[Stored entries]
__________________________________________________

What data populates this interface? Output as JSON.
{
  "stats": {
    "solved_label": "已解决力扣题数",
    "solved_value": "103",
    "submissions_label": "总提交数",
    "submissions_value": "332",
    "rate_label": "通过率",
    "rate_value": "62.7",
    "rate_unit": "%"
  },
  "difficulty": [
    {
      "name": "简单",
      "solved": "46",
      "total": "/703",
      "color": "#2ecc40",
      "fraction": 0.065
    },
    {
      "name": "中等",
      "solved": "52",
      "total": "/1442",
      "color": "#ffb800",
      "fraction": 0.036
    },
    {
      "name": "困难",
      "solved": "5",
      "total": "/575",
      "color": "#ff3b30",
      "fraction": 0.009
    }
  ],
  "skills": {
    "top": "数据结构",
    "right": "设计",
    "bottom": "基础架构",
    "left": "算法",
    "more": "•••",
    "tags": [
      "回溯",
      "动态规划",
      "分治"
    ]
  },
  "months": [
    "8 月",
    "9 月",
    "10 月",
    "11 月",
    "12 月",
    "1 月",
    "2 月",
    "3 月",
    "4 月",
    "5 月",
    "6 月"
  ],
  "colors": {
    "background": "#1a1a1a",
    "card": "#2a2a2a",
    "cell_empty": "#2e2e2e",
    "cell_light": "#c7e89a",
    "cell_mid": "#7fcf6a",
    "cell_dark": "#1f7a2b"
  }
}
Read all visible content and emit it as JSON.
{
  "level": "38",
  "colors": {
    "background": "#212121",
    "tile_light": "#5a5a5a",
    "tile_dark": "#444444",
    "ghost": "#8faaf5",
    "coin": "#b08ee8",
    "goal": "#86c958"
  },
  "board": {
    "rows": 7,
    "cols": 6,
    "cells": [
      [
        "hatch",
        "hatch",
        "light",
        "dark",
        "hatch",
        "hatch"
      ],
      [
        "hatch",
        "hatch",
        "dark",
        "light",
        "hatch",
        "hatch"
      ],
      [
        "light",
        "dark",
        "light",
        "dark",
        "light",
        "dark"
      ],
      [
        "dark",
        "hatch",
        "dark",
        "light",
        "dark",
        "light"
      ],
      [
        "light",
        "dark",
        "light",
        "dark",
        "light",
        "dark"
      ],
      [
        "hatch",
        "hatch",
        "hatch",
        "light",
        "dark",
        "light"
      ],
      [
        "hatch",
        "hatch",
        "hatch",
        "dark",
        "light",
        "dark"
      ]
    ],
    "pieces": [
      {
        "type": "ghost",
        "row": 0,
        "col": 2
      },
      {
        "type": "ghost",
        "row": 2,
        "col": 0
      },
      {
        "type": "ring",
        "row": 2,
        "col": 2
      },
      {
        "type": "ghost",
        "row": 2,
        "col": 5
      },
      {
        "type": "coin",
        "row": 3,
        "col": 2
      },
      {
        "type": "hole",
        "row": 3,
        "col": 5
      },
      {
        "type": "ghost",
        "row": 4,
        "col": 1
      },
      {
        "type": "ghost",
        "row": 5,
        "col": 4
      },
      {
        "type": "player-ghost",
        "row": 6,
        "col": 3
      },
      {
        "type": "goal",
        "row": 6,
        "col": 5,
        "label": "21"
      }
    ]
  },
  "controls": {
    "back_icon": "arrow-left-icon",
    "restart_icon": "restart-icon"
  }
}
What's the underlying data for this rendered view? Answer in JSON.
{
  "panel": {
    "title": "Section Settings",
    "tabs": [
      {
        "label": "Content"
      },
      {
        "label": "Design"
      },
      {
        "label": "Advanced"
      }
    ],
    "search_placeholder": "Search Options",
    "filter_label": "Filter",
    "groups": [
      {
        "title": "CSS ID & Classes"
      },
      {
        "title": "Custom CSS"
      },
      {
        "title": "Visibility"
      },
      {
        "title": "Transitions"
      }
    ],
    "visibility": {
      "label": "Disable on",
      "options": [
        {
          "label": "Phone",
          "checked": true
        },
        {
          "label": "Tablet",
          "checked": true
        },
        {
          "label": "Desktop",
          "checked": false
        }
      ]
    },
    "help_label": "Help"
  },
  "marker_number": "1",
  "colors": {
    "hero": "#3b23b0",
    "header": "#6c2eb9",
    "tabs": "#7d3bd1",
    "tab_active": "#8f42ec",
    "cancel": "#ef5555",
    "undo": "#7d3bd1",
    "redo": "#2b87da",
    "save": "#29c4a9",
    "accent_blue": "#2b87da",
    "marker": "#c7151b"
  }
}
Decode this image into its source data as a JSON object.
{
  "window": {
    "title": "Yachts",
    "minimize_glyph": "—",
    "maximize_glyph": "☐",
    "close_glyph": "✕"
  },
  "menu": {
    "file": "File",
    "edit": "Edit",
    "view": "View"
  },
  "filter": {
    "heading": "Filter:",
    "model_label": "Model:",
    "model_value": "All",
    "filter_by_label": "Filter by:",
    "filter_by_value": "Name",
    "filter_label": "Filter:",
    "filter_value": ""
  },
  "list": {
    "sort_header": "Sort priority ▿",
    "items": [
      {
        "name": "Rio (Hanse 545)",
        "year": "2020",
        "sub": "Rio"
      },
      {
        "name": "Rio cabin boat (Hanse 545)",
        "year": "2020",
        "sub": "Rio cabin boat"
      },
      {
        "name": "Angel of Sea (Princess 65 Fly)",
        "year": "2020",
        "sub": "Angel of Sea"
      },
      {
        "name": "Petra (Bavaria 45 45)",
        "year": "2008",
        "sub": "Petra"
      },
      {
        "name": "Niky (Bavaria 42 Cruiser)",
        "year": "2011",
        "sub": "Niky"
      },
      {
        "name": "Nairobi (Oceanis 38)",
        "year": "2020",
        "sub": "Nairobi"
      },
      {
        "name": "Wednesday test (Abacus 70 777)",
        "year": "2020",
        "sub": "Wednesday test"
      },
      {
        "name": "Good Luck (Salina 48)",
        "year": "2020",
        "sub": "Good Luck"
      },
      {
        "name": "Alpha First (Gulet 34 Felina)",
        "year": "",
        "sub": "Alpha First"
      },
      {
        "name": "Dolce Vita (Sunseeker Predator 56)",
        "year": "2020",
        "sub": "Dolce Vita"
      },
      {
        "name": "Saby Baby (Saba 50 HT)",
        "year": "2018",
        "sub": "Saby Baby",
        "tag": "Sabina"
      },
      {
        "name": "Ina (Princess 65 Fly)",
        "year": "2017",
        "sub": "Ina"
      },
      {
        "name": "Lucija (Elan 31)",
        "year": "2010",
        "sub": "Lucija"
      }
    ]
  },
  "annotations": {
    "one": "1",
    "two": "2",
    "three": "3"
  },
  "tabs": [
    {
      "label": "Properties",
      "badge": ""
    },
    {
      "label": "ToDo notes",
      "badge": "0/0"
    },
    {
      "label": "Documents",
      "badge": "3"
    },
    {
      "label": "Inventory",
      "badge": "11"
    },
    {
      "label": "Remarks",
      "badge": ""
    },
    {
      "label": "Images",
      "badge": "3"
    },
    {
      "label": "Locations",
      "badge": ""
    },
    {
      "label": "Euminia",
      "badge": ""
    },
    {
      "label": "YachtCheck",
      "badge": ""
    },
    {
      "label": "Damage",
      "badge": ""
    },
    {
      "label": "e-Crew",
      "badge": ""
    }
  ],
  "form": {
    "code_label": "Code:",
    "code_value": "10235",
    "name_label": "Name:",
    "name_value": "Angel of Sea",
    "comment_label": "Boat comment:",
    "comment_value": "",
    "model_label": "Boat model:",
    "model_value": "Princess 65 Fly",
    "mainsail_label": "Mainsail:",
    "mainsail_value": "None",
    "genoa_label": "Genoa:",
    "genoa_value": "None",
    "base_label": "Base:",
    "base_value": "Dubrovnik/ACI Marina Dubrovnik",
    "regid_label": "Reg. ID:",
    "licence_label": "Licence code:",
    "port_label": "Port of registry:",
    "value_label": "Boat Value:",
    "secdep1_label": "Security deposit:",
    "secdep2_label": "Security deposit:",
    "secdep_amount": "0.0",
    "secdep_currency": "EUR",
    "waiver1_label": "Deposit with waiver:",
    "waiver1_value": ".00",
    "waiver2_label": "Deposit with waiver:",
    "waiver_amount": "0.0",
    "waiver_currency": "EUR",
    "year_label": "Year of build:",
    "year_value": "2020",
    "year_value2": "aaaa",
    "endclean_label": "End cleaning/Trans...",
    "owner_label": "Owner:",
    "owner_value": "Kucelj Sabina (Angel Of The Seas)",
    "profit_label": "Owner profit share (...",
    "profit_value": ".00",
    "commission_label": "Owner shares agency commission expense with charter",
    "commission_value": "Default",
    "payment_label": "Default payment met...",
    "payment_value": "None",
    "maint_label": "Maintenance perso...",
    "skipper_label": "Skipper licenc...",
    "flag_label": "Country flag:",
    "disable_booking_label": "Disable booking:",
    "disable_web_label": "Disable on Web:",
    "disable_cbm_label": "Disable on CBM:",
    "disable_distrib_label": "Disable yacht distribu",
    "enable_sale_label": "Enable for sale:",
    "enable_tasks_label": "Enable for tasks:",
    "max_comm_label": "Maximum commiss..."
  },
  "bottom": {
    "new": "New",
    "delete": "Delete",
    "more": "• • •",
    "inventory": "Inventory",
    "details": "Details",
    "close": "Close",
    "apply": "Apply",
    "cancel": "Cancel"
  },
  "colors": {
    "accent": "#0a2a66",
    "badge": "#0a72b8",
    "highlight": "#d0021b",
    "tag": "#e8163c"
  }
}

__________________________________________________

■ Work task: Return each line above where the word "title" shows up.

■ Task solution:
    "title": "Section Settings",
        "title": "CSS ID & Classes"
        "title": "Custom CSS"
        "title": "Visibility"
        "title": "Transitions"
    "title": "Yachts",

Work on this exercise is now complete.